By Dr. Maria G. Hernandez
Latina Cubicle Confidential™
Even though it has been 50 years since the passage of the Equal Pay Act, there still remains a 23 cent wage gap between men and women. Unfortunately, it’s much worse for Latinas. Latinas on average earn 60 cents for every dollar earned by men. The Center for American Progress points to a wide range of factors that can play a role in wage disparity ranging from union membership status to the type of job a woman holds and years of experience.
Sometimes it’s also about asking for what you deserve.
For Latinas this can be especially hard. We are likely to hesitate to draw attention to ourselves and to be anything less than a team player. Out of loyalty to our boss, we may give him or her the benefit of the doubt that everyone is earning the same pay.
Even if you are happy with your current salary or hourly rate, do your homework on what people in your industry working at your level are earning. It is not appropriate to ask co-workers what they earn. However you can look on job postings for your company and others in your industry to see what is being offered as a salary range.
You can also invest in a salary study on line to see what you should earn based on your industry, location and years of experience. If you learn that your pay is below average, you still have a few more steps to take before asking for a raise.
First, make sure you are meeting all the performance goals you and your boss have agreed upon and that you have a solid six months of demonstrated success on the job. Next, make it part of your regular routine to send an email summarizing what you’ve accomplished each month — especially anything that is above and beyond your regular duties. Treat the email as a way of reporting in and list each accomplishment as a matter of fact.
Last but not least, practice “the ask” by linking your performance and salary information together: “I’m so glad you see the value of my accomplishments these past six months. I’d like to be compensated for those efforts by receiving a 5% raise. It will also make my salary consistent with industry standards.” This communicates you are willing to stand up for yourself and that you are tracking what’s taking place in your industry.
If your boss says no, take a deep breath and ask why. It may be a matter of negotiating the right amount given the business conditions. It also may reveal a communication gap between you and your boss if they don’t recognize all of your accomplishments.

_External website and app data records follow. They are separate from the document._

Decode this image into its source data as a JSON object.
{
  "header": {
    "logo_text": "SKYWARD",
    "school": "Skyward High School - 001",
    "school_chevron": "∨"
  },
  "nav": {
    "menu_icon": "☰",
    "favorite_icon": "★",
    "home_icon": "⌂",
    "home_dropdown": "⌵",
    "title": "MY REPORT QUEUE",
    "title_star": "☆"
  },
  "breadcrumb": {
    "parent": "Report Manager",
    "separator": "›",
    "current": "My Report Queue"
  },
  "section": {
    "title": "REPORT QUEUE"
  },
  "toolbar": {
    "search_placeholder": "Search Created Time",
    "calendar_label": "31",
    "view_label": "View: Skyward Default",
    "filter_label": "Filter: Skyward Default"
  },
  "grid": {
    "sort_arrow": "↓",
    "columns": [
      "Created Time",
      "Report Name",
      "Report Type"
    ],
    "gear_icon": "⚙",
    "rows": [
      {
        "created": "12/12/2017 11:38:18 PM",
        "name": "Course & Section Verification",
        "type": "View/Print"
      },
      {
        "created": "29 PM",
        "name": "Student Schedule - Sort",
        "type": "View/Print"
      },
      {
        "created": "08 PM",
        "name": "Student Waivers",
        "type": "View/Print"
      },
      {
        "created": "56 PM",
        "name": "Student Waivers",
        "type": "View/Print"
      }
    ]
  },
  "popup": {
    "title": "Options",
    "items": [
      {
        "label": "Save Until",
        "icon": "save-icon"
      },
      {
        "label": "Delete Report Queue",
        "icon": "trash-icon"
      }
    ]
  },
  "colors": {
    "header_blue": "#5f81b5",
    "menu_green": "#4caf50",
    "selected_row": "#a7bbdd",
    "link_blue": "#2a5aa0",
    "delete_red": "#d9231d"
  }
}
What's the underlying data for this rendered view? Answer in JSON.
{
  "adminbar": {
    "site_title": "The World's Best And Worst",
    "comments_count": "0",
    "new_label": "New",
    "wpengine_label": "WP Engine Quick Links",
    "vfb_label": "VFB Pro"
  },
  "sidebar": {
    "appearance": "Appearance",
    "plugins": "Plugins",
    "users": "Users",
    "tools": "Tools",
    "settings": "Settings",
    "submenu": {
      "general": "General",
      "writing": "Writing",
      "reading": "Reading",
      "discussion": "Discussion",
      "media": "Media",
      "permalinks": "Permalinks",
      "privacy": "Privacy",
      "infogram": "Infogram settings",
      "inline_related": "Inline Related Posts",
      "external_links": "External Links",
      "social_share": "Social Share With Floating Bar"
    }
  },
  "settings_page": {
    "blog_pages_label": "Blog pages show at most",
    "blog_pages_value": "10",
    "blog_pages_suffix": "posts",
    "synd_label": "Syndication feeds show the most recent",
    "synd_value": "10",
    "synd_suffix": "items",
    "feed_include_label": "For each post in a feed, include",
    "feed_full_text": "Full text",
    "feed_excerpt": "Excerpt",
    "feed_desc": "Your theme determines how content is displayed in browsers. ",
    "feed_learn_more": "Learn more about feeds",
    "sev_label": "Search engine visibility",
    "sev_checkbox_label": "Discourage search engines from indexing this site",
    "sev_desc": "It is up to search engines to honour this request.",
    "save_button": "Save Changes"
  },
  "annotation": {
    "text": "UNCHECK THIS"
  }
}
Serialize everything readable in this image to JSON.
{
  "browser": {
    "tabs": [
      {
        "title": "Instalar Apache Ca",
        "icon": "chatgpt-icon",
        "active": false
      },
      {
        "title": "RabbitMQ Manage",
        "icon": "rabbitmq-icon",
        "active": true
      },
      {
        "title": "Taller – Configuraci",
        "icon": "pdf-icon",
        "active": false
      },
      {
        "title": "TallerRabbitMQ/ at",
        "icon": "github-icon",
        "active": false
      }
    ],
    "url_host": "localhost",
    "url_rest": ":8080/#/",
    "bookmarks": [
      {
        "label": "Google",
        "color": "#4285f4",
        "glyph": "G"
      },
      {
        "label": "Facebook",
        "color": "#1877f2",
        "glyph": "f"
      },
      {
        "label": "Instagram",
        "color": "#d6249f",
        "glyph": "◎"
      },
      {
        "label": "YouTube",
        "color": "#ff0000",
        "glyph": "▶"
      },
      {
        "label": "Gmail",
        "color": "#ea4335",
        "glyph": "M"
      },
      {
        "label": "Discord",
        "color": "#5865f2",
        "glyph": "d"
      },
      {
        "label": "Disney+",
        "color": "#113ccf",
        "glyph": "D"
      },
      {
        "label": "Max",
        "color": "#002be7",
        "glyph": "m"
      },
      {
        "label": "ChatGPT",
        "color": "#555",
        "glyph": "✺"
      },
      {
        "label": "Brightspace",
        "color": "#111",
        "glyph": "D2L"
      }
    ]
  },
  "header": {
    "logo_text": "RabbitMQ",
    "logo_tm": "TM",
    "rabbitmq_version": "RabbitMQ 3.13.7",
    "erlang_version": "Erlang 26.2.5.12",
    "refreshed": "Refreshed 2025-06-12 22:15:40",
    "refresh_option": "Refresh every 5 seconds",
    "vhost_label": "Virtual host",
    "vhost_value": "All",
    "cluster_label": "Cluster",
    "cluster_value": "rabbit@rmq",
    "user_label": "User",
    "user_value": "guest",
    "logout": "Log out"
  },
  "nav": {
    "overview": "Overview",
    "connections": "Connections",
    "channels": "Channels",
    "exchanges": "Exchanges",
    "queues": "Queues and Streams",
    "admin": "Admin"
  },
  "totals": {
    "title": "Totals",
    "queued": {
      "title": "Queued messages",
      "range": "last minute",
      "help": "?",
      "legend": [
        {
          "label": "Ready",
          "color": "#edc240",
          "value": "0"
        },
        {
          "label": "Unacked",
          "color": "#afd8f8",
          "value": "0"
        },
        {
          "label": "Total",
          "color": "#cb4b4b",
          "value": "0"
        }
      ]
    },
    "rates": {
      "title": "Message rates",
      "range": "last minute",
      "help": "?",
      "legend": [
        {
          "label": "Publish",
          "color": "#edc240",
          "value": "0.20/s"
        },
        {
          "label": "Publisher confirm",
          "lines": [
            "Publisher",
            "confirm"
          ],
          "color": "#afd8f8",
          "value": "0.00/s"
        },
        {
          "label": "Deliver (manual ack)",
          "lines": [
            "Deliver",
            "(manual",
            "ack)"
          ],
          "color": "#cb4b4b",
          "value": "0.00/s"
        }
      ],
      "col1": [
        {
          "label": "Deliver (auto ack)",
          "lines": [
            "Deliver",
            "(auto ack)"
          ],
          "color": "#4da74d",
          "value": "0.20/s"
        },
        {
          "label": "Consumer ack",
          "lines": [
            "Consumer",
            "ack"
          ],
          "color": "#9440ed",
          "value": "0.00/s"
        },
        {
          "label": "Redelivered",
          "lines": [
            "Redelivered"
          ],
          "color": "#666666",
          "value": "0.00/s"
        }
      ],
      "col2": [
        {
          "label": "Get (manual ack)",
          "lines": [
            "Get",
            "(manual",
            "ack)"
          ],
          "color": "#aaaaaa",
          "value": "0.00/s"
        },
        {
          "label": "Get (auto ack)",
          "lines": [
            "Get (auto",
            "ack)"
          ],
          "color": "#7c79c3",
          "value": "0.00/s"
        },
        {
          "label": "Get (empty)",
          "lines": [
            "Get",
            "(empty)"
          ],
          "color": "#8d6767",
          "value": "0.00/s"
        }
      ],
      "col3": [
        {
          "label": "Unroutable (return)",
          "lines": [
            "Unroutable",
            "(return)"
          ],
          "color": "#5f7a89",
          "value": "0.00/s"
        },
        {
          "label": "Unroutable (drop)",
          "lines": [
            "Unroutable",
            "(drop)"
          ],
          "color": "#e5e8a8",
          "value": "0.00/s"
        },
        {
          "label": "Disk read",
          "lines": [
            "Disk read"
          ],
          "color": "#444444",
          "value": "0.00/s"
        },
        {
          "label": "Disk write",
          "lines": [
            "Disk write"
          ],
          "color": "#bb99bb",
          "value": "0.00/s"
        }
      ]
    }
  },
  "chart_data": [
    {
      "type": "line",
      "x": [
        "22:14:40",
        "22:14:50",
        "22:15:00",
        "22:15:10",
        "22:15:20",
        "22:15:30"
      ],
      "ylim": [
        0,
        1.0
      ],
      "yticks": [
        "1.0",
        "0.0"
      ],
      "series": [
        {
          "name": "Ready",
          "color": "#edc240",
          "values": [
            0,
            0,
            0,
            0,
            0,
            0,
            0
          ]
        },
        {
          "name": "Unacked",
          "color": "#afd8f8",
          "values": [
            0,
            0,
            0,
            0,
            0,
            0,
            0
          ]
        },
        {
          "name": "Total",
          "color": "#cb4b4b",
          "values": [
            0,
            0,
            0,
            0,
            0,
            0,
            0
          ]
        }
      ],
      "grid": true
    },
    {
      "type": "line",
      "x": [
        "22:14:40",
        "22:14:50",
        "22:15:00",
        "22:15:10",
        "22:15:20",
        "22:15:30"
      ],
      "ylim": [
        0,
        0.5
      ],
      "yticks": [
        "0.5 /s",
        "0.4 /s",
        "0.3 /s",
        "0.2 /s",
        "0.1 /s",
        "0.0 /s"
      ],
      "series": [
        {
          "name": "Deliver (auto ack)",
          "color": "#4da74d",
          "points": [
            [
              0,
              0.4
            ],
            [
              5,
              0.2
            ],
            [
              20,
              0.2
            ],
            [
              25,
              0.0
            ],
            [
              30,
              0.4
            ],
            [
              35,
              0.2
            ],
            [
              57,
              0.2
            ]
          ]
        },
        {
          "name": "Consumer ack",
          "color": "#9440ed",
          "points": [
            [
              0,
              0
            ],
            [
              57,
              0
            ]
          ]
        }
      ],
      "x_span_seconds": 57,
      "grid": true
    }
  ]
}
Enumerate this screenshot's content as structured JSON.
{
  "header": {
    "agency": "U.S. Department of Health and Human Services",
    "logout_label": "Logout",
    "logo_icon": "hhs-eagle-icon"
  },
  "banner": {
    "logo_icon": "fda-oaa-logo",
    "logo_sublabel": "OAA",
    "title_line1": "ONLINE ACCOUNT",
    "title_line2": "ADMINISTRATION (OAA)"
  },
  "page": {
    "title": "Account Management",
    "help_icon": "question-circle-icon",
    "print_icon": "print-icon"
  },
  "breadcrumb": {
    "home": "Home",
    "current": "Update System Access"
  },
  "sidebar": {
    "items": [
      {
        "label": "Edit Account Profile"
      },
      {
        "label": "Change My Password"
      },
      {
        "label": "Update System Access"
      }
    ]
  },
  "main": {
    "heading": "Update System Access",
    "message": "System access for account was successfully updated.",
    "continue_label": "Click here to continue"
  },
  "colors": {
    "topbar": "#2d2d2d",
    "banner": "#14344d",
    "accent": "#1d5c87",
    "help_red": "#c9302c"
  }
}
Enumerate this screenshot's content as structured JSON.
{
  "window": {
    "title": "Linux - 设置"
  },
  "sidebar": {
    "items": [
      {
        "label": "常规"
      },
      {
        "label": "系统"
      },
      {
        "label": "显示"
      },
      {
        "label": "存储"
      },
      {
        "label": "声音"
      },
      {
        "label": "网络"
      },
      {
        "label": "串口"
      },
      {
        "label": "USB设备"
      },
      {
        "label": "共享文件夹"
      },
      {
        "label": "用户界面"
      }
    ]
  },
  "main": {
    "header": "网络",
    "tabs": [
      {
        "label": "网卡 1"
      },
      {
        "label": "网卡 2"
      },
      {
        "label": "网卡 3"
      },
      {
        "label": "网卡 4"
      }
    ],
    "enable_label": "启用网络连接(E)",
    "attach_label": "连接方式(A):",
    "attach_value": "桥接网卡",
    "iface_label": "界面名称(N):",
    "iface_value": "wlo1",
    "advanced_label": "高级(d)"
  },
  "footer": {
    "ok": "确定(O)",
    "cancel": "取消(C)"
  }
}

When you are convinced that your performance is on track and your boss just won’t give you the pay you deserve, plan your exit strategy. Your search for a new job must begin right away. It’s much better to work where you are valued and where you know you are earning what you deserve.
Tell me how you got your raise at Latina Cubicle Confidential™ or join me live at the next LatinaVIDA™
Dr. Maria G. Hernandez has 20 years experience consulting in both the United States and Mexico to senior executives in Fortune 50 companies and facilitated change initiatives for elected officials and their staff. She has worked in academia, business, nonprofits, technology startups, and public agencies. For more information, visit Latina Cubicle Confidential™ on Facebook or on Twitter @SavvyLatinaInfo.